## Information
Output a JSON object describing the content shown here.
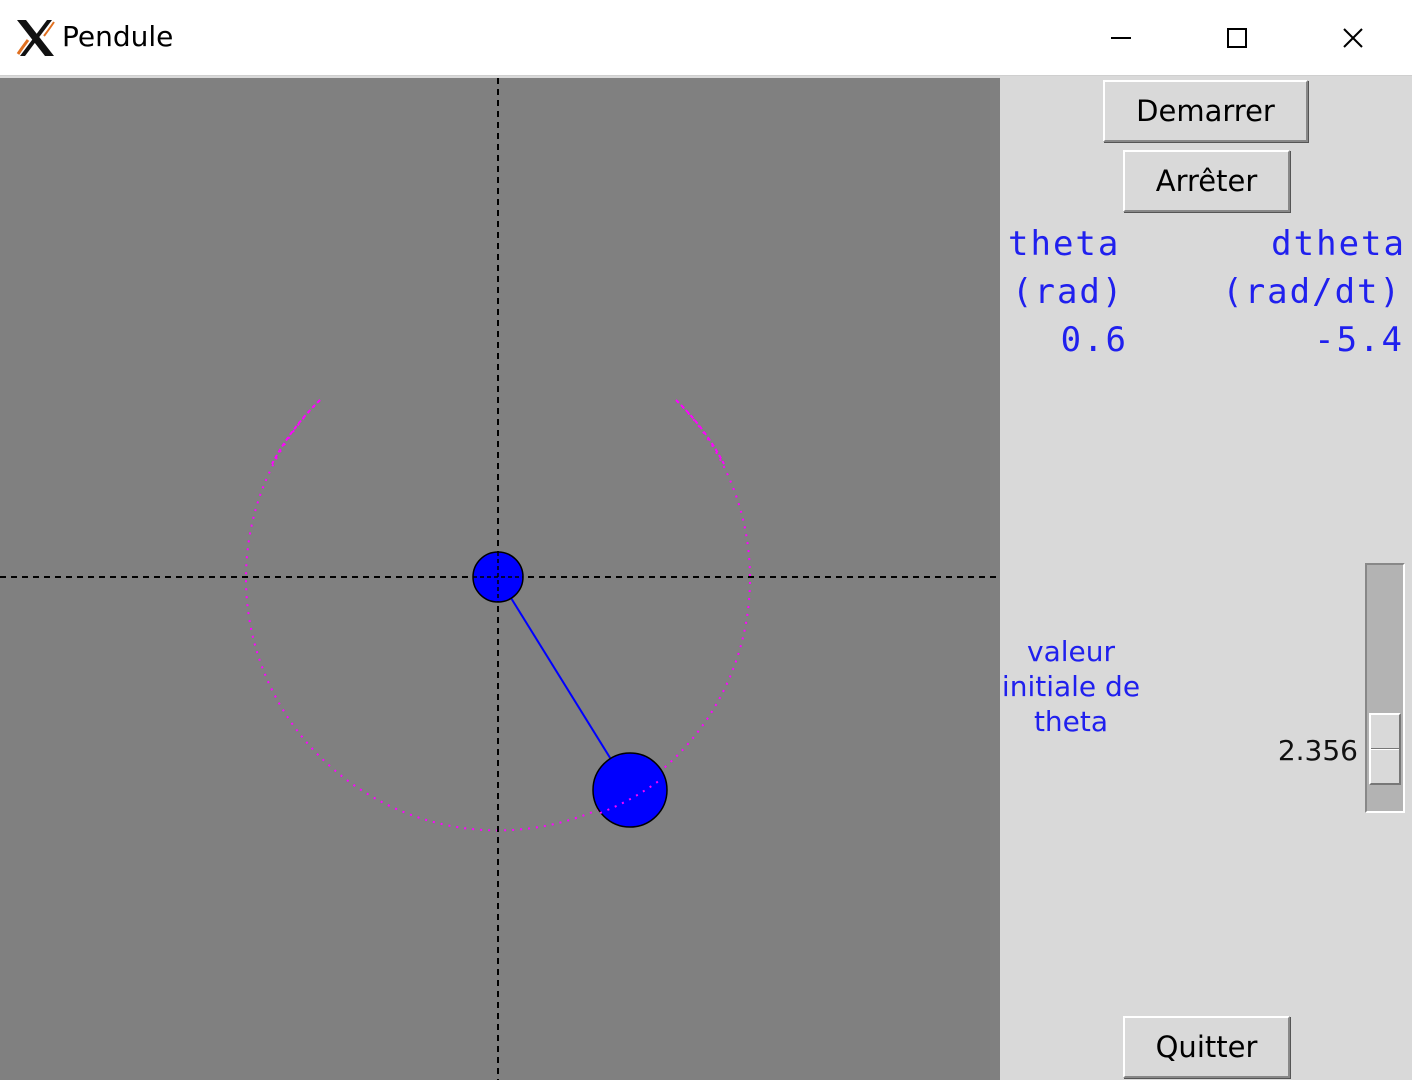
{
  "window": {
    "title": "Pendule",
    "app_icon": "x11-icon",
    "controls": [
      "minimize-icon",
      "maximize-icon",
      "close-icon"
    ]
  },
  "colors": {
    "canvas_bg": "#808080",
    "panel_bg": "#d9d9d9",
    "pendulum_fill": "#0000ff",
    "trace": "#ff00ff",
    "label_text": "#2020ee"
  },
  "controls": {
    "start_label": "Demarrer",
    "stop_label": "Arrêter",
    "quit_label": "Quitter"
  },
  "readout": {
    "theta_label": "theta",
    "theta_unit": "(rad)",
    "theta_value": "0.6",
    "dtheta_label": "dtheta",
    "dtheta_unit": "(rad/dt)",
    "dtheta_value": "-5.4"
  },
  "initial_theta": {
    "label": "valeur initiale de theta",
    "value": "2.356"
  }
}
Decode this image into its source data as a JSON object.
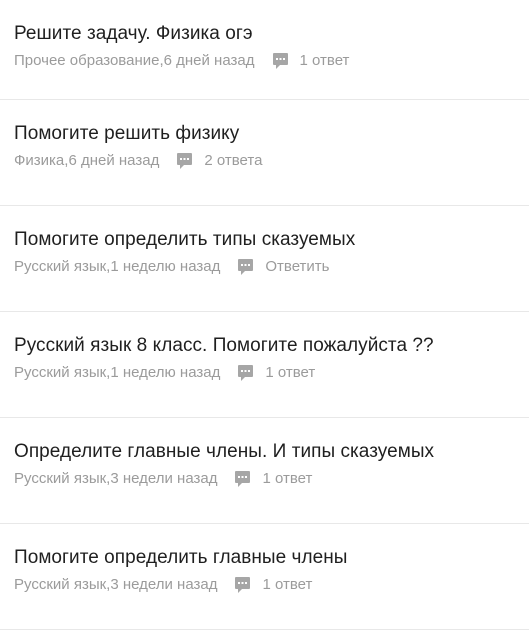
{
  "questions": [
    {
      "title": "Решите задачу. Физика огэ",
      "category": "Прочее образование",
      "time": "6 дней назад",
      "answers": "1 ответ"
    },
    {
      "title": "Помогите решить физику",
      "category": "Физика",
      "time": "6 дней назад",
      "answers": "2 ответа"
    },
    {
      "title": "Помогите определить типы сказуемых",
      "category": "Русский язык",
      "time": "1 неделю назад",
      "answers": "Ответить"
    },
    {
      "title": "Русский язык 8 класс. Помогите пожалуйста ??",
      "category": "Русский язык",
      "time": "1 неделю назад",
      "answers": "1 ответ"
    },
    {
      "title": "Определите главные члены. И типы сказуемых",
      "category": "Русский язык",
      "time": "3 недели назад",
      "answers": "1 ответ"
    },
    {
      "title": "Помогите определить главные члены",
      "category": "Русский язык",
      "time": "3 недели назад",
      "answers": "1 ответ"
    }
  ],
  "meta_separator": ", ",
  "icons": {
    "answers_icon": "comment-bubble-icon"
  },
  "colors": {
    "title": "#1f1f1f",
    "meta": "#9b9b9b",
    "icon": "#a6a6a6",
    "divider": "#e8e8e8"
  }
}
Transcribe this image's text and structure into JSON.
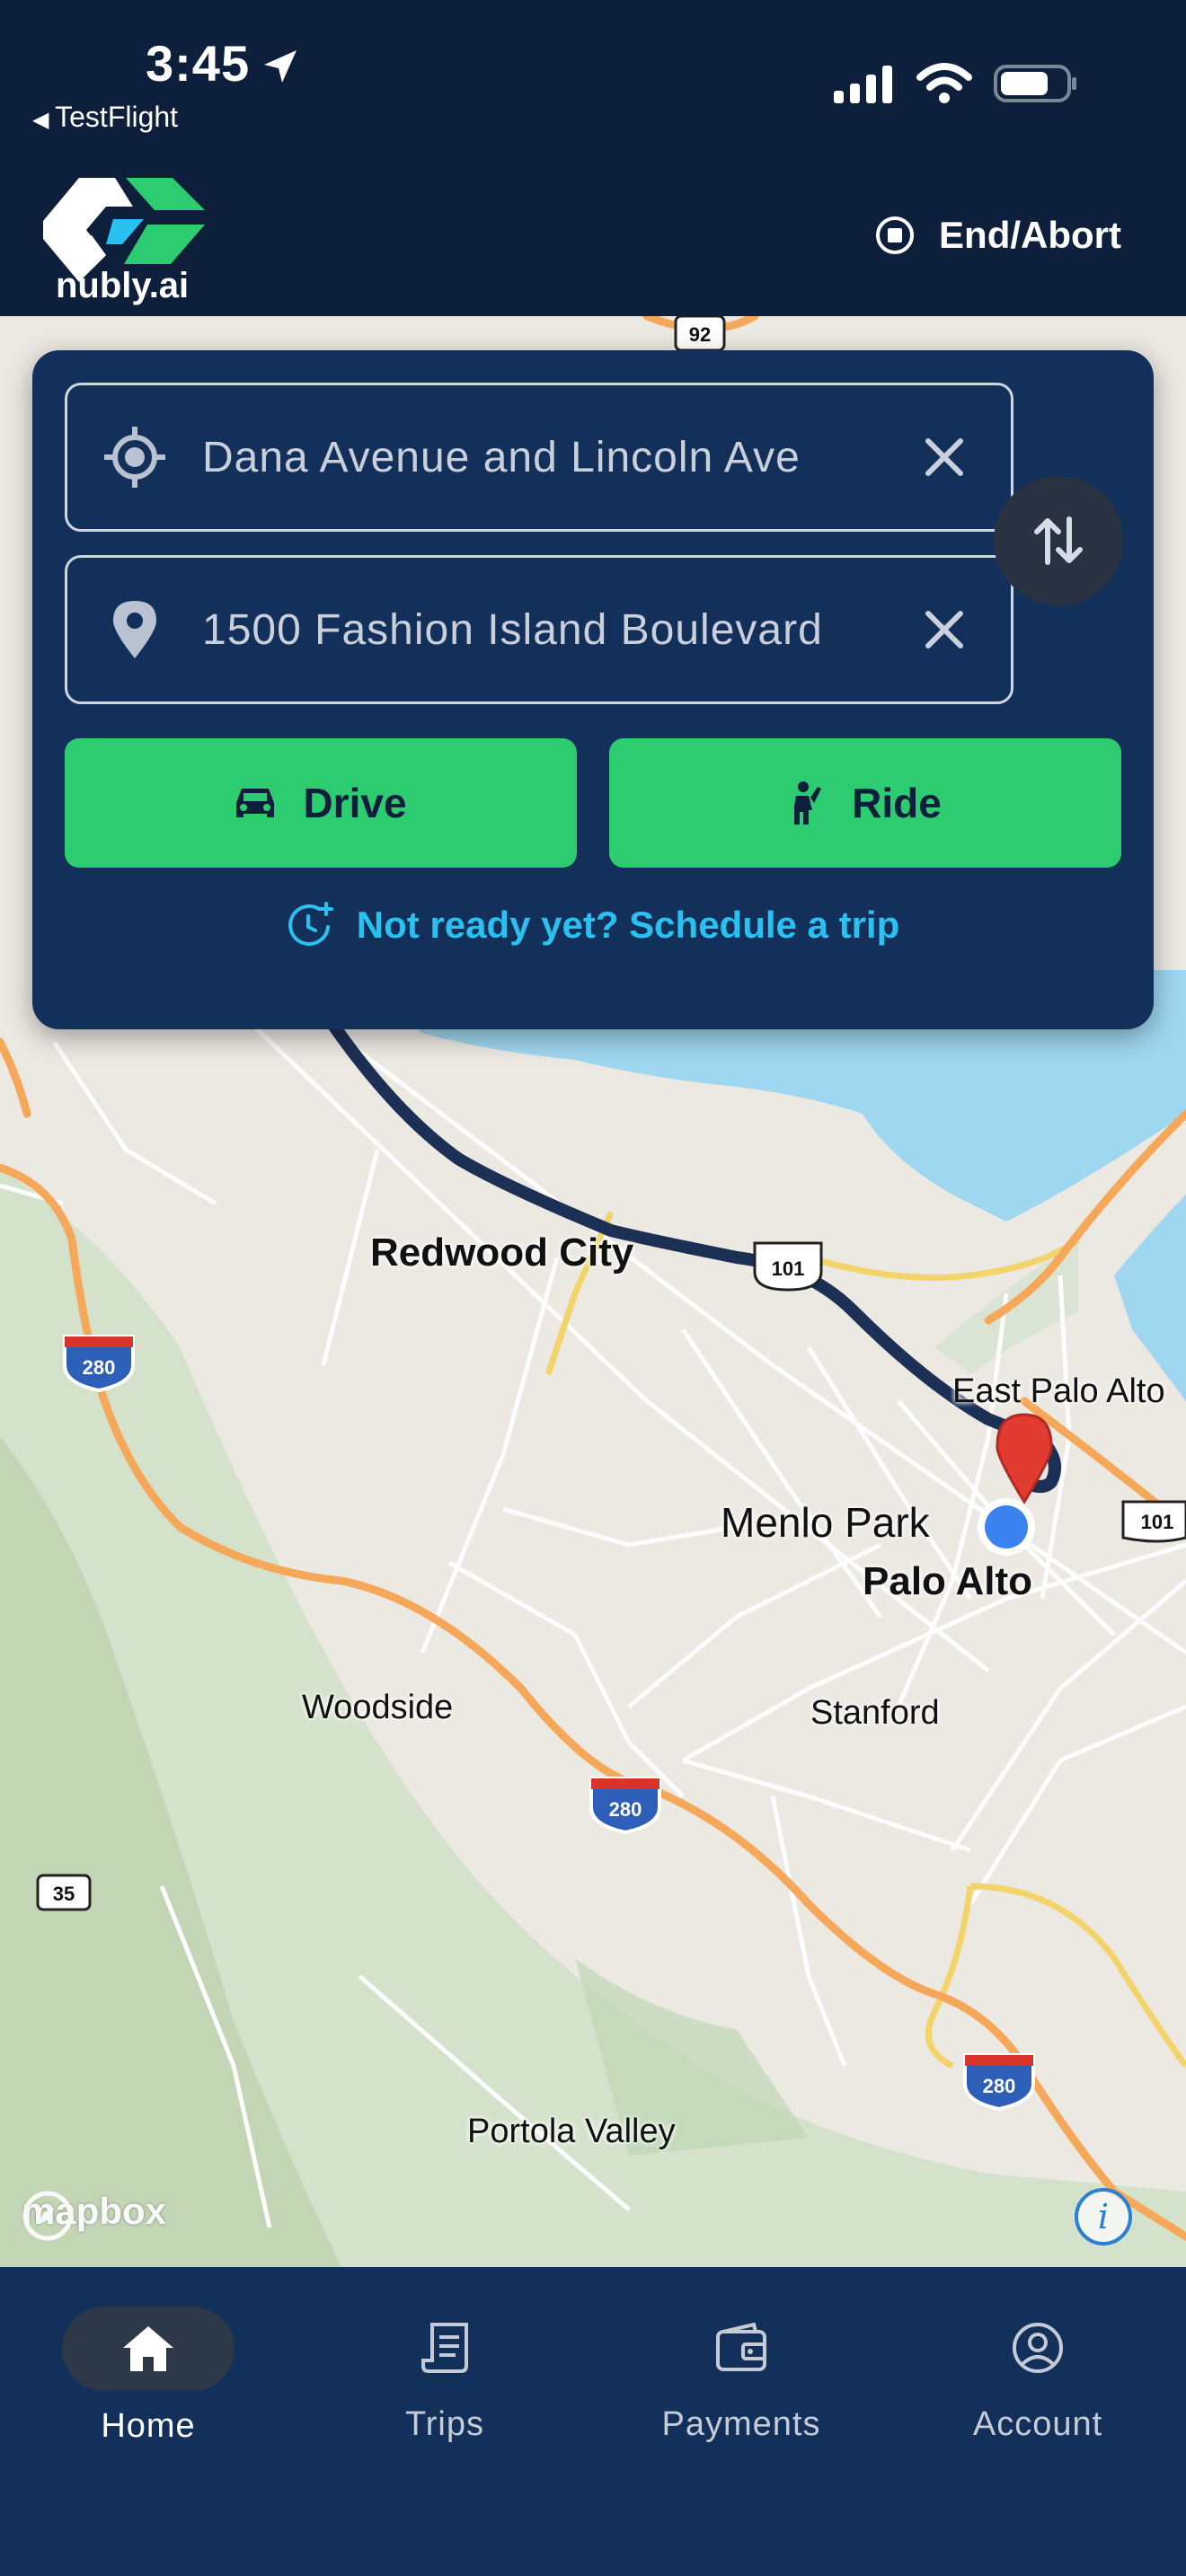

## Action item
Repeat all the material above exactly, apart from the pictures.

## Solution
Output a JSON object describing the content shown here.
{
  "window": {
    "title": "Pendule",
    "app_icon": "x11-icon",
    "controls": [
      "minimize-icon",
      "maximize-icon",
      "close-icon"
    ]
  },
  "colors": {
    "canvas_bg": "#808080",
    "panel_bg": "#d9d9d9",
    "pendulum_fill": "#0000ff",
    "trace": "#ff00ff",
    "label_text": "#2020ee"
  },
  "controls": {
    "start_label": "Demarrer",
    "stop_label": "Arrêter",
    "quit_label": "Quitter"
  },
  "readout": {
    "theta_label": "theta",
    "theta_unit": "(rad)",
    "theta_value": "0.6",
    "dtheta_label": "dtheta",
    "dtheta_unit": "(rad/dt)",
    "dtheta_value": "-5.4"
  },
  "initial_theta": {
    "label": "valeur initiale de theta",
    "value": "2.356"
  }
}
Decode this image into its source data as a JSON object.
{
  "questions": [
    {
      "title": "Решите задачу. Физика огэ",
      "category": "Прочее образование",
      "time": "6 дней назад",
      "answers": "1 ответ"
    },
    {
      "title": "Помогите решить физику",
      "category": "Физика",
      "time": "6 дней назад",
      "answers": "2 ответа"
    },
    {
      "title": "Помогите определить типы сказуемых",
      "category": "Русский язык",
      "time": "1 неделю назад",
      "answers": "Ответить"
    },
    {
      "title": "Русский язык 8 класс. Помогите пожалуйста ??",
      "category": "Русский язык",
      "time": "1 неделю назад",
      "answers": "1 ответ"
    },
    {
      "title": "Определите главные члены. И типы сказуемых",
      "category": "Русский язык",
      "time": "3 недели назад",
      "answers": "1 ответ"
    },
    {
      "title": "Помогите определить главные члены",
      "category": "Русский язык",
      "time": "3 недели назад",
      "answers": "1 ответ"
    }
  ],
  "meta_separator": ", ",
  "icons": {
    "answers_icon": "comment-bubble-icon"
  },
  "colors": {
    "title": "#1f1f1f",
    "meta": "#9b9b9b",
    "icon": "#a6a6a6",
    "divider": "#e8e8e8"
  }
}
Transcribe this image's text and structure into JSON.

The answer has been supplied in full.